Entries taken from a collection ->

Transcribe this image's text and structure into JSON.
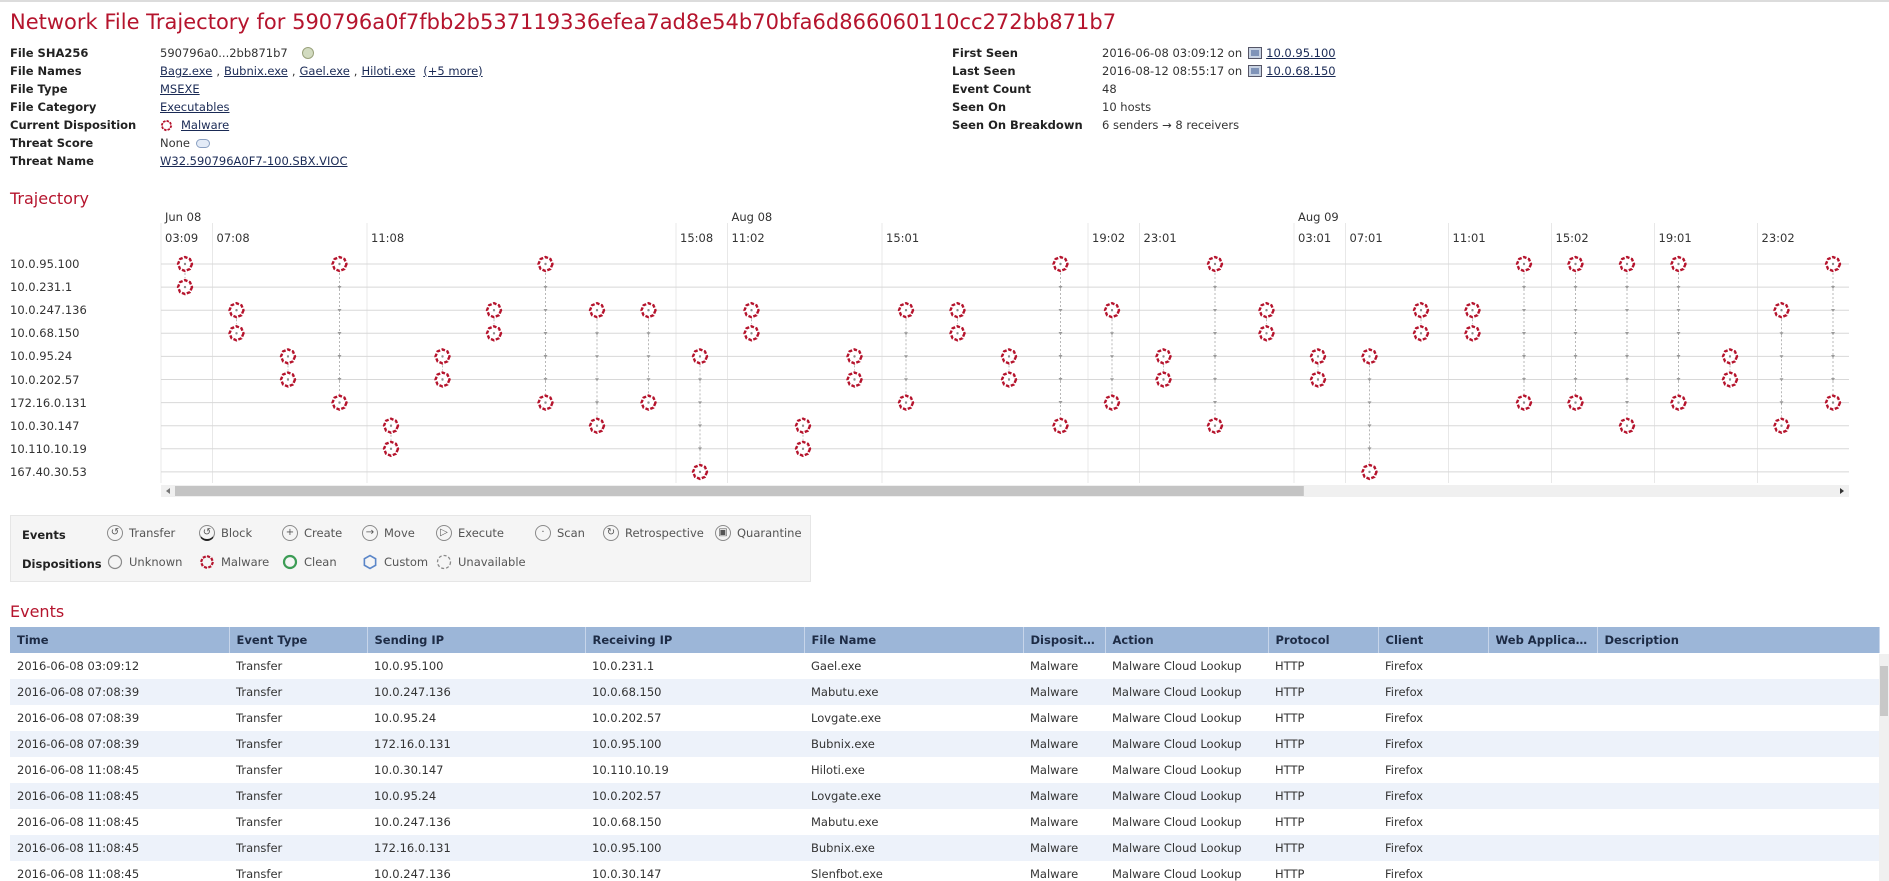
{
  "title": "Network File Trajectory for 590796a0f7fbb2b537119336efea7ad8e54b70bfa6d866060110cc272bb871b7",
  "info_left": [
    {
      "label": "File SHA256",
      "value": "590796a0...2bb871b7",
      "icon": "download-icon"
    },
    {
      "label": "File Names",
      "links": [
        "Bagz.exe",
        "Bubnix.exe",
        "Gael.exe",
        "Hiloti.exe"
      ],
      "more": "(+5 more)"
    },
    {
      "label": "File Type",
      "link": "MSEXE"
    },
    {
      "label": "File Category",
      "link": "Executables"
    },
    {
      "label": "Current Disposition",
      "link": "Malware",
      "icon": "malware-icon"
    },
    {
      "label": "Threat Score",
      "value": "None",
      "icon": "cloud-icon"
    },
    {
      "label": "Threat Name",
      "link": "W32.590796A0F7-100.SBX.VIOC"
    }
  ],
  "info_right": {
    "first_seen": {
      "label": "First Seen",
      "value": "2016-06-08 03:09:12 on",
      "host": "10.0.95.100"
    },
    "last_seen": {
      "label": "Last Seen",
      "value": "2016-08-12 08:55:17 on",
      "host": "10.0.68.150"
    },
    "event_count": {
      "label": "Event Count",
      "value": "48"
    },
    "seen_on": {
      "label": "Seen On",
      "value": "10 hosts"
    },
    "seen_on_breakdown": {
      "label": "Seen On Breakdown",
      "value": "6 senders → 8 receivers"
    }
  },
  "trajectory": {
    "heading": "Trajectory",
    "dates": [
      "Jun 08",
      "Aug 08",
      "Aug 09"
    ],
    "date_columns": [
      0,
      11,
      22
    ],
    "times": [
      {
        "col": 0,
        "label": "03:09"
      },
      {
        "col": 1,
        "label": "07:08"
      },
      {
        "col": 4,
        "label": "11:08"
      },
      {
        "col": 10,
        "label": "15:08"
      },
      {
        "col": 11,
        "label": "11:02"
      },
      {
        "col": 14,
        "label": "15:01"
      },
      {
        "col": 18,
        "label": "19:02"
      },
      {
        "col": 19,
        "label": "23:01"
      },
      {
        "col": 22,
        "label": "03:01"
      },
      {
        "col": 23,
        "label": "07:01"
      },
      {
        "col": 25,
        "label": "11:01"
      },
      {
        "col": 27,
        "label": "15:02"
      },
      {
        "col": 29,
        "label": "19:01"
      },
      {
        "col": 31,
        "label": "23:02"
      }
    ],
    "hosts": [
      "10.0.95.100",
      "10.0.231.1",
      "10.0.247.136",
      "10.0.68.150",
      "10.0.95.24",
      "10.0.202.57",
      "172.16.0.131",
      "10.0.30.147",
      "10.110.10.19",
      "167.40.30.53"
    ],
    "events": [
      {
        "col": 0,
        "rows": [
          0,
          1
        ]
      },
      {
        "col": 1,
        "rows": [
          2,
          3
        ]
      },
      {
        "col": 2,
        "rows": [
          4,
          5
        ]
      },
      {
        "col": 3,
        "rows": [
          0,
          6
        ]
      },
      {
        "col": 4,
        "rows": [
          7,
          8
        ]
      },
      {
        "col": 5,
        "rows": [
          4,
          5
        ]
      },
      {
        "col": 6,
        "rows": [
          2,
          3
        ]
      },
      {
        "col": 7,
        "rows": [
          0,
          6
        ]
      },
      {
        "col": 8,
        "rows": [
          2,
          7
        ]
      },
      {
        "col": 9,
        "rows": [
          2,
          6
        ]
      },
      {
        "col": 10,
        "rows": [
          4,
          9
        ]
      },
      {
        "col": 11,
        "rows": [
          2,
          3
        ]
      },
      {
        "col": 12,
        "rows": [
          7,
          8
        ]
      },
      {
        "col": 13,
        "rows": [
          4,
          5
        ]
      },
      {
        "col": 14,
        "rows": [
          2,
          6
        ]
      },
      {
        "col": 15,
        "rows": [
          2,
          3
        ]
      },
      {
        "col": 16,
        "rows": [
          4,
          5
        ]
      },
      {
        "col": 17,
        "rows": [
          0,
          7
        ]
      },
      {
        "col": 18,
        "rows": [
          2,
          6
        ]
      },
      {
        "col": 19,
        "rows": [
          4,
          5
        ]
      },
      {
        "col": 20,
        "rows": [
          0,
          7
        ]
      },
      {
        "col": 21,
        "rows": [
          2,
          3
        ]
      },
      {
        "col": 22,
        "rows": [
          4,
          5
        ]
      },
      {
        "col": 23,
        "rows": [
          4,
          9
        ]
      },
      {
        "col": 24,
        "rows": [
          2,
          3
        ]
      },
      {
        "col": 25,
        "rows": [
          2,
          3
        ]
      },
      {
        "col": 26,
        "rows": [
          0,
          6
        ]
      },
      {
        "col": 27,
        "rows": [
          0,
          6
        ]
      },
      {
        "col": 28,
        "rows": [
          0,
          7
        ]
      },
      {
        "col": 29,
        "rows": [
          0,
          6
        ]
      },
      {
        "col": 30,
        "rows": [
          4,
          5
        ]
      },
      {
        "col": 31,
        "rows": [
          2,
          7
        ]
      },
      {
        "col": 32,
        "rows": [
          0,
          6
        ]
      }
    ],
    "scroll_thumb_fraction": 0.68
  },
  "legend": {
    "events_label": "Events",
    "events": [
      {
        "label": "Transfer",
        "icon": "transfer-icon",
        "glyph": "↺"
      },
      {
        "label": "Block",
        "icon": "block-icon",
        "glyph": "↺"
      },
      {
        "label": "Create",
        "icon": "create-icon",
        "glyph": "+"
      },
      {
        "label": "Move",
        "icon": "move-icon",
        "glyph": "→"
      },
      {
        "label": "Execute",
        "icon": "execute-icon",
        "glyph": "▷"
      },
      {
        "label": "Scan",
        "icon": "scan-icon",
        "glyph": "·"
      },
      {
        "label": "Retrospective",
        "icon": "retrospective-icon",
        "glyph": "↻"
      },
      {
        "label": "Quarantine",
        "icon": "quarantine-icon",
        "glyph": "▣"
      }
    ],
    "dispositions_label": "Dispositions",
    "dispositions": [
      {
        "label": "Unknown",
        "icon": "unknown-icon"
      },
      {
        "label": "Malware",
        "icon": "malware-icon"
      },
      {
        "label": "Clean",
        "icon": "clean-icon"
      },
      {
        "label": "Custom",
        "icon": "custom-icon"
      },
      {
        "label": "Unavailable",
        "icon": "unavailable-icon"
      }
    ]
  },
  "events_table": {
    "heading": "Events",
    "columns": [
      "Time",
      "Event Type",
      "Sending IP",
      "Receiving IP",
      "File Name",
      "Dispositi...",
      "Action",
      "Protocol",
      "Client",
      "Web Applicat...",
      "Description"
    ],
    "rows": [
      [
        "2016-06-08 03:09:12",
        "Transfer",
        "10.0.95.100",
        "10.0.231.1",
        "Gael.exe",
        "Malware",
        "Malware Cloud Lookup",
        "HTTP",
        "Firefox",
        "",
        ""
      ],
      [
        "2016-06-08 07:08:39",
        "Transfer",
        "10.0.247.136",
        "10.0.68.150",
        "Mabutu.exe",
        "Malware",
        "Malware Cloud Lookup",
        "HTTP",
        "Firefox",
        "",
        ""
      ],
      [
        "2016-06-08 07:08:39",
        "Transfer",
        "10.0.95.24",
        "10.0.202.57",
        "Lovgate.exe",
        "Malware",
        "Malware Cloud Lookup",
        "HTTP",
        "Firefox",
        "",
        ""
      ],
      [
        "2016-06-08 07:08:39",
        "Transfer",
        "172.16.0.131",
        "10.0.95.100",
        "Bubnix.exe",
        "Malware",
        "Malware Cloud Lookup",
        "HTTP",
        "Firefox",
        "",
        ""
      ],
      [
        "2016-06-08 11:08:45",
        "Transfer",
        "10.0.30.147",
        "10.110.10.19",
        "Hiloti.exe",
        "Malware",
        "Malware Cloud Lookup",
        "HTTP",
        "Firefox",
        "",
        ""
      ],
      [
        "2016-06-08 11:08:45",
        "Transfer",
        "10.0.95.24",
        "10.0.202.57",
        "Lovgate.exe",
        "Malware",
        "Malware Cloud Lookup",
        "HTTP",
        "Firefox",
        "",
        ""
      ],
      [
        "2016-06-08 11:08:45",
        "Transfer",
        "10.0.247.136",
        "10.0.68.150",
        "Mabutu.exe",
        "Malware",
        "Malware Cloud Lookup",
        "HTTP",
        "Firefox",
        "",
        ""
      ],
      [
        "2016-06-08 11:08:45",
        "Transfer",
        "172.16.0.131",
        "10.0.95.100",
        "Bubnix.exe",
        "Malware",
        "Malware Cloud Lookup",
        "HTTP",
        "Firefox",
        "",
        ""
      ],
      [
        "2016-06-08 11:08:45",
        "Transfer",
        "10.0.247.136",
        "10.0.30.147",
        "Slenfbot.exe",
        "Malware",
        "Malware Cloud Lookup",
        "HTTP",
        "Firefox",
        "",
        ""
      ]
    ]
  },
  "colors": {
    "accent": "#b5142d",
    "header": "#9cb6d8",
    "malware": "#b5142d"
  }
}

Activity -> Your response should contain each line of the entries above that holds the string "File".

Answer section ->
  "title": "Network File Trajectory for 590796a0f7fbb2b537119336efea7ad8e54b70bfa6d866060110cc272bb871b7",
      "label": "File SHA256",
      "label": "File Names",
      "label": "File Type",
      "label": "File Category",
      "File Name",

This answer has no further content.